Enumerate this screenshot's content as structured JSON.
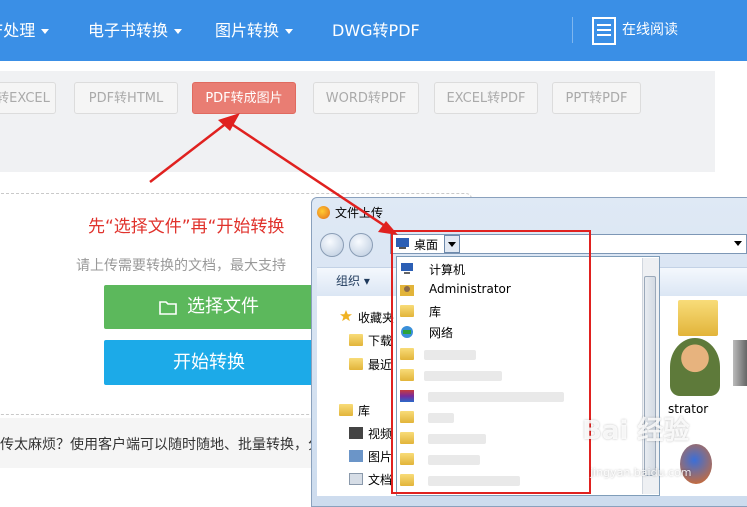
{
  "nav": {
    "items": [
      "F处理",
      "电子书转换",
      "图片转换",
      "DWG转PDF"
    ],
    "online_read": "在线阅读"
  },
  "tabs": [
    "转EXCEL",
    "PDF转HTML",
    "PDF转成图片",
    "WORD转PDF",
    "EXCEL转PDF",
    "PPT转PDF"
  ],
  "upload": {
    "tip_red": "先“选择文件”再“开始转换",
    "tip_gray": "请上传需要转换的文档，最大支持",
    "choose_label": "选择文件",
    "start_label": "开始转换"
  },
  "bottom_text": "传太麻烦？使用客户端可以随时随地、批量转换，分",
  "dialog": {
    "title": "文件上传",
    "address": "桌面",
    "organize": "组织 ▾",
    "left_items": [
      "收藏夹",
      "下载",
      "最近",
      "库",
      "视频",
      "图片",
      "文档"
    ],
    "list_items": [
      "计算机",
      "Administrator",
      "库",
      "网络"
    ],
    "right_label": "strator"
  },
  "watermark": {
    "main": "Bai 经验",
    "sub": "jingyan.baidu.com"
  },
  "colors": {
    "nav_bg": "#3a8fe6",
    "active_tab": "#e97d73",
    "choose": "#5cb85c",
    "start": "#1caae8",
    "highlight": "#e0211f"
  }
}
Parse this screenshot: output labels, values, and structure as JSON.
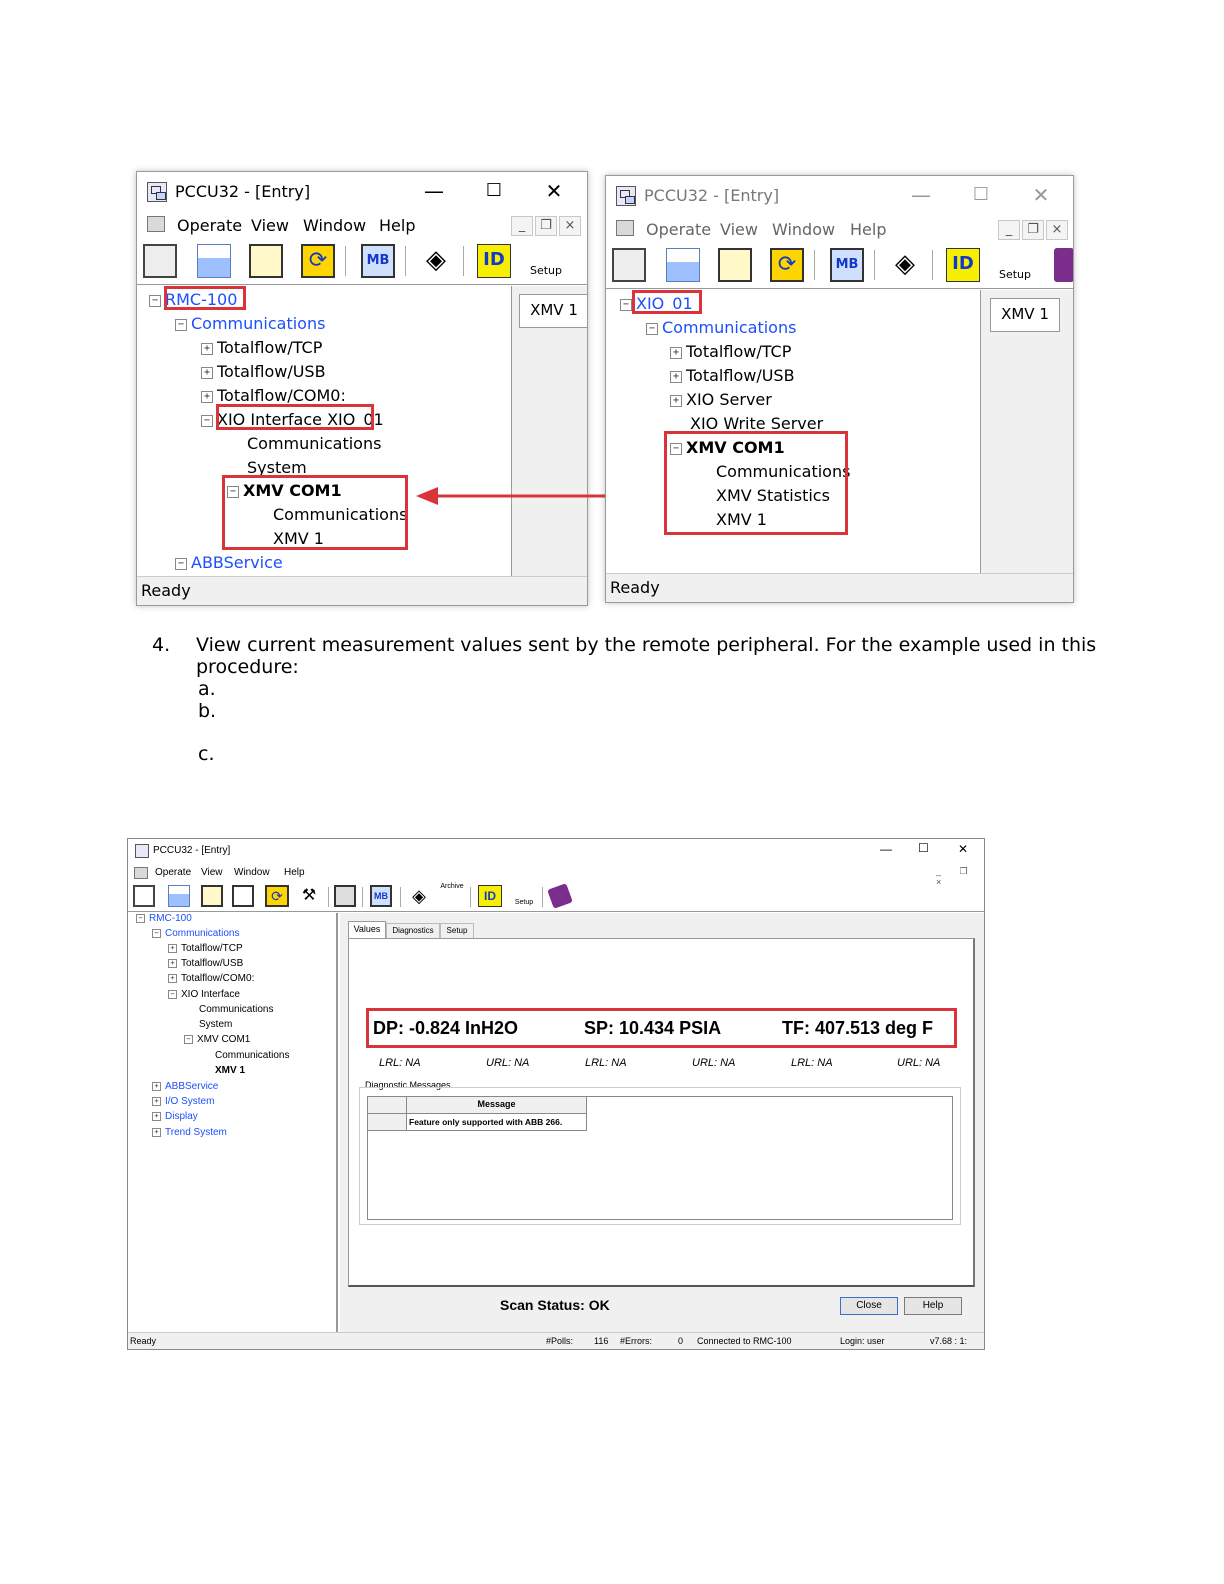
{
  "win1": {
    "title": "PCCU32 - [Entry]",
    "menu": [
      "Operate",
      "View",
      "Window",
      "Help"
    ],
    "setup_label": "Setup",
    "tree": {
      "root": "RMC-100",
      "communications": "Communications",
      "tcp": "Totalflow/TCP",
      "usb": "Totalflow/USB",
      "com0": "Totalflow/COM0:",
      "xio": "XIO Interface XIO_01",
      "xio_comm": "Communications",
      "xio_system": "System",
      "xmv_com1": "XMV COM1",
      "xmv_comm": "Communications",
      "xmv1": "XMV 1",
      "abb": "ABBService"
    },
    "tab": "XMV 1",
    "status": "Ready"
  },
  "win2": {
    "title": "PCCU32 - [Entry]",
    "menu": [
      "Operate",
      "View",
      "Window",
      "Help"
    ],
    "setup_label": "Setup",
    "tree": {
      "root": "XIO_01",
      "communications": "Communications",
      "tcp": "Totalflow/TCP",
      "usb": "Totalflow/USB",
      "server": "XIO Server",
      "write": "XIO Write Server",
      "xmv_com1": "XMV COM1",
      "xmv_comm": "Communications",
      "xmv_stats": "XMV Statistics",
      "xmv1": "XMV 1"
    },
    "tab": "XMV 1",
    "status": "Ready"
  },
  "step": {
    "number": "4.",
    "text_line1": "View current measurement values sent by the remote peripheral. For the example used in this",
    "text_line2": "procedure:",
    "a": "a.",
    "b": "b.",
    "c": "c."
  },
  "win3": {
    "title": "PCCU32 - [Entry]",
    "menu": [
      "Operate",
      "View",
      "Window",
      "Help"
    ],
    "archive_label": "Archive",
    "setup_label": "Setup",
    "tree": {
      "root": "RMC-100",
      "communications": "Communications",
      "tcp": "Totalflow/TCP",
      "usb": "Totalflow/USB",
      "com0": "Totalflow/COM0:",
      "xio": "XIO Interface",
      "xio_comm": "Communications",
      "xio_system": "System",
      "xmv_com1": "XMV COM1",
      "xmv_comm": "Communications",
      "xmv1": "XMV 1",
      "abb": "ABBService",
      "io": "I/O System",
      "display": "Display",
      "trend": "Trend System"
    },
    "tabs": [
      "Values",
      "Diagnostics",
      "Setup"
    ],
    "values": {
      "dp": "DP: -0.824 InH2O",
      "sp": "SP: 10.434 PSIA",
      "tf": "TF: 407.513 deg F"
    },
    "limits": [
      "LRL: NA",
      "URL: NA",
      "LRL: NA",
      "URL: NA",
      "LRL: NA",
      "URL: NA"
    ],
    "diag_title": "Diagnostic Messages",
    "diag_header": "Message",
    "diag_row": "Feature only supported with ABB 266.",
    "scan_status": "Scan Status: OK",
    "close_btn": "Close",
    "help_btn": "Help",
    "status": {
      "ready": "Ready",
      "polls_label": "#Polls:",
      "polls": "116",
      "errors_label": "#Errors:",
      "errors": "0",
      "connected": "Connected to RMC-100",
      "login": "Login: user",
      "version": "v7.68 : 1:"
    }
  }
}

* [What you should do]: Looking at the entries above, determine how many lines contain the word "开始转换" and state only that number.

* [Exercise solution]: 2